PROBLEM TO SOLVE ▸
Within the records below, find each line that holds the string "icon", then copy it.

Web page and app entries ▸
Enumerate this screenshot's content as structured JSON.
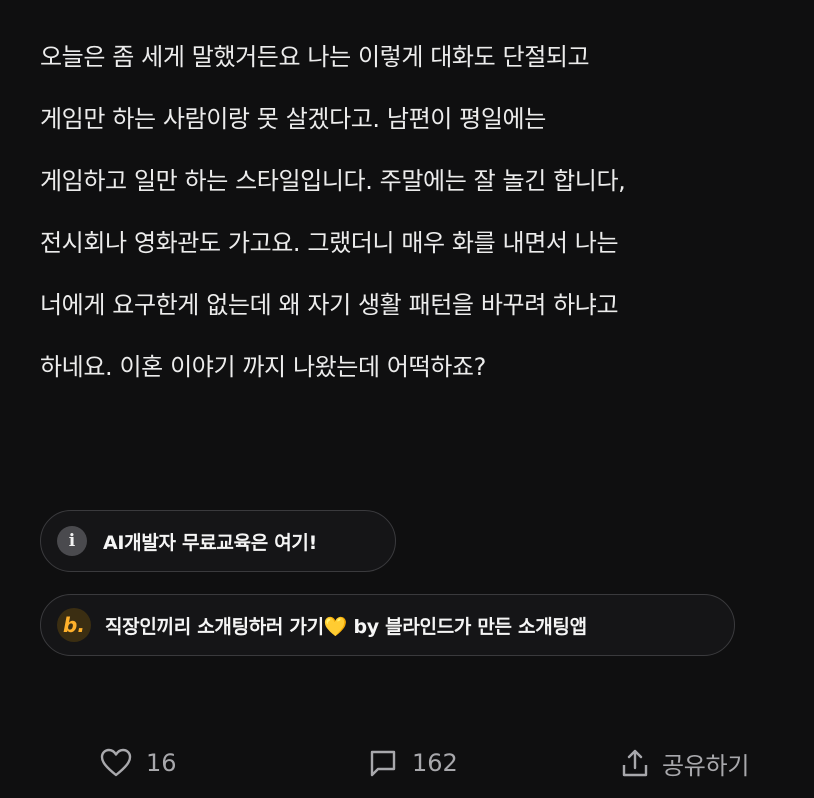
{
  "post": {
    "lines": [
      "오늘은 좀 세게 말했거든요 나는 이렇게 대화도 단절되고",
      "게임만 하는 사람이랑 못 살겠다고. 남편이 평일에는",
      "게임하고 일만 하는 스타일입니다. 주말에는 잘 놀긴 합니다,",
      "전시회나 영화관도 가고요. 그랬더니 매우 화를 내면서 나는",
      "너에게 요구한게 없는데 왜 자기 생활 패턴을 바꾸려 하냐고",
      "하네요. 이혼 이야기 까지 나왔는데 어떡하죠?"
    ]
  },
  "chips": {
    "info": {
      "icon": "i",
      "icon_name": "info-icon",
      "label": "AI개발자 무료교육은 여기!"
    },
    "ad": {
      "icon": "b.",
      "icon_name": "blind-logo-icon",
      "label": "직장인끼리 소개팅하러 가기💛 by 블라인드가 만든 소개팅앱"
    }
  },
  "footer": {
    "like_count": "16",
    "comment_count": "162",
    "share_label": "공유하기"
  },
  "colors": {
    "background": "#0f0f10",
    "text": "#ececec",
    "muted": "#a8a8ac",
    "chip_border": "#3a3a3d",
    "brand_orange": "#ffb12b"
  }
}
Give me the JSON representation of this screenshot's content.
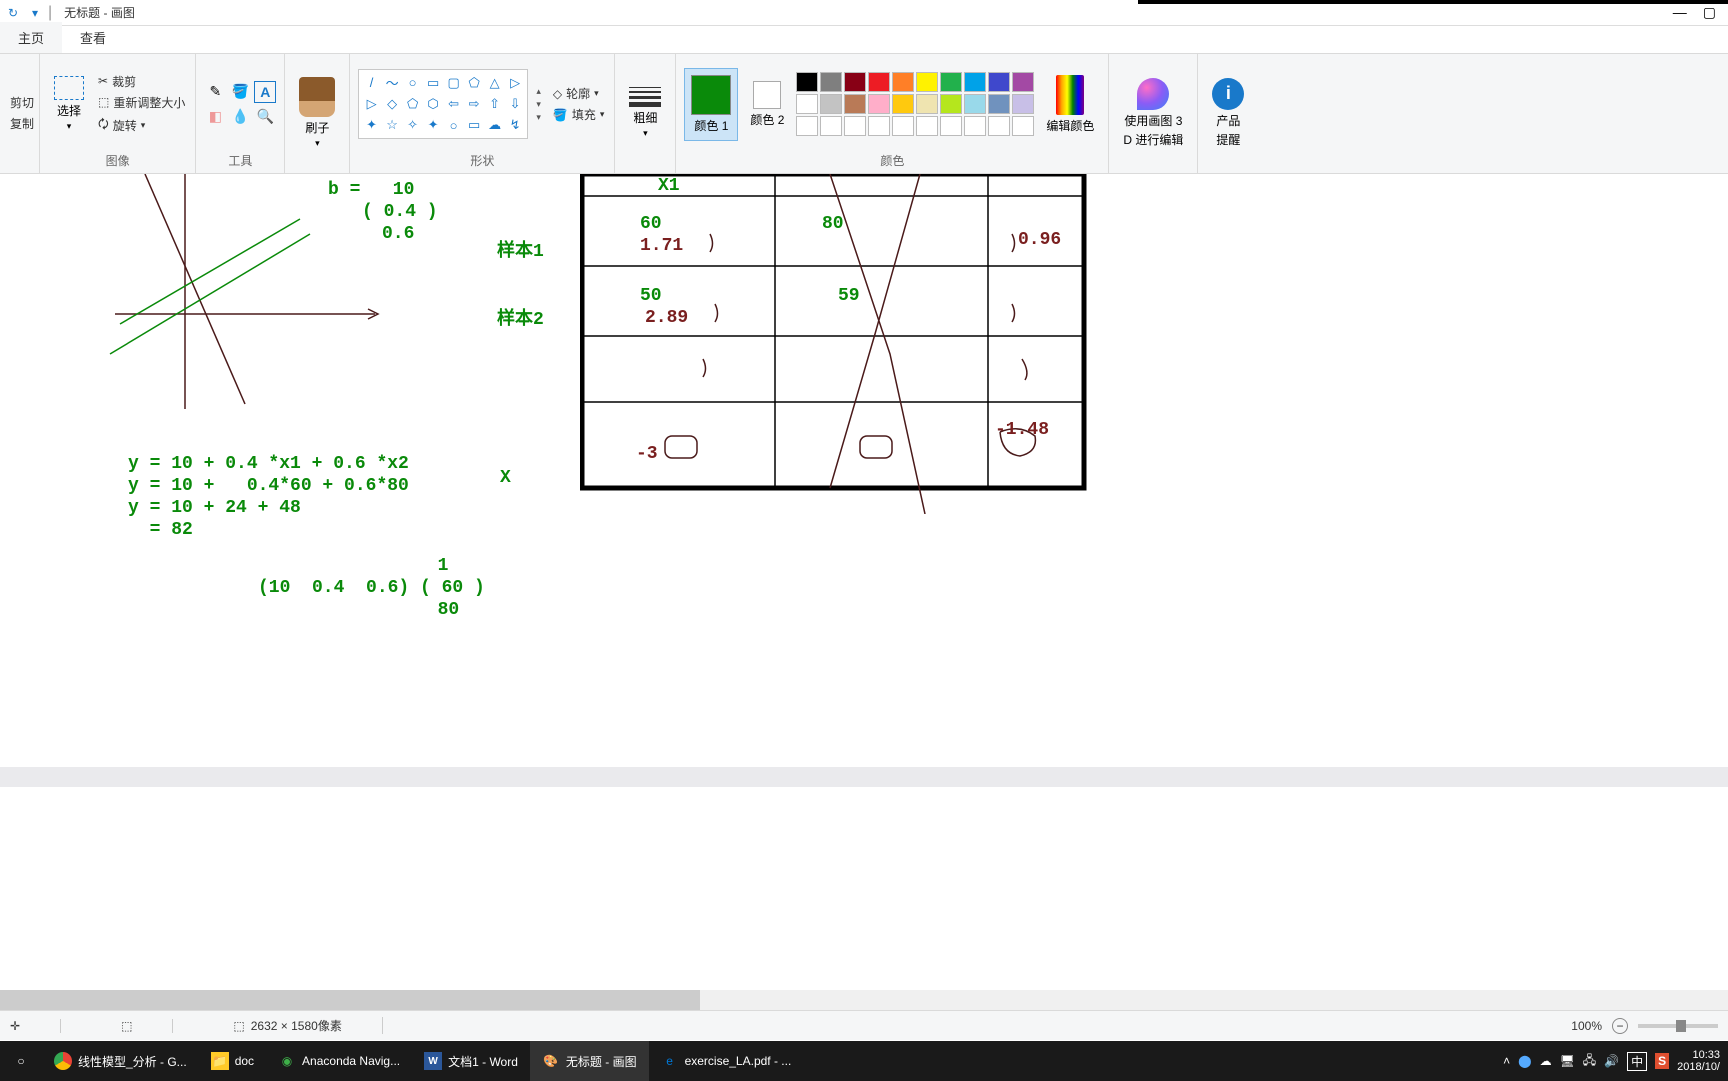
{
  "window": {
    "title": "无标题 - 画图"
  },
  "tabs": {
    "home": "主页",
    "view": "查看"
  },
  "clipboard": {
    "cut": "剪切",
    "copy": "复制"
  },
  "image": {
    "select": "选择",
    "crop": "裁剪",
    "resize": "重新调整大小",
    "rotate": "旋转",
    "label": "图像"
  },
  "tools": {
    "label": "工具"
  },
  "brush": {
    "label": "刷子"
  },
  "shapes": {
    "outline": "轮廓",
    "fill": "填充",
    "label": "形状"
  },
  "stroke": {
    "label": "粗细"
  },
  "colors": {
    "c1": "颜色 1",
    "c2": "颜色 2",
    "edit": "编辑颜色",
    "label": "颜色"
  },
  "paint3d": {
    "line1": "使用画图 3",
    "line2": "D 进行编辑"
  },
  "tips": {
    "line1": "产品",
    "line2": "提醒"
  },
  "canvas": {
    "b_eq": "b =   10",
    "b_vec1": "( 0.4 )",
    "b_vec2": "0.6",
    "sample1": "样本1",
    "sample2": "样本2",
    "X": "X",
    "eq1": "y = 10 + 0.4 *x1 + 0.6 *x2",
    "eq2": "y = 10 +   0.4*60 + 0.6*80",
    "eq3": "y = 10 + 24 + 48",
    "eq4": "  = 82",
    "mat1": "            1",
    "mat2": "(10  0.4  0.6) ( 60 )",
    "mat3": "            80",
    "th1": "X1",
    "r1c1": "60",
    "r1c2": "80",
    "r1c3": "0.96",
    "r1v": "1.71",
    "r2c1": "50",
    "r2c2": "59",
    "r2v": "2.89",
    "r4c1": "-3",
    "r4c3": "-1.48"
  },
  "status": {
    "dims": "2632 × 1580像素",
    "zoom": "100%"
  },
  "taskbar": {
    "chrome": "线性模型_分析 - G...",
    "explorer": "doc",
    "anaconda": "Anaconda Navig...",
    "word": "文档1 - Word",
    "paint": "无标题 - 画图",
    "edge": "exercise_LA.pdf - ...",
    "ime": "中",
    "time": "10:33",
    "date": "2018/10/"
  }
}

RESULT BELOW ▸
      "icon": "i",
      "icon_name": "info-icon",
      "icon": "b.",
      "icon_name": "blind-logo-icon",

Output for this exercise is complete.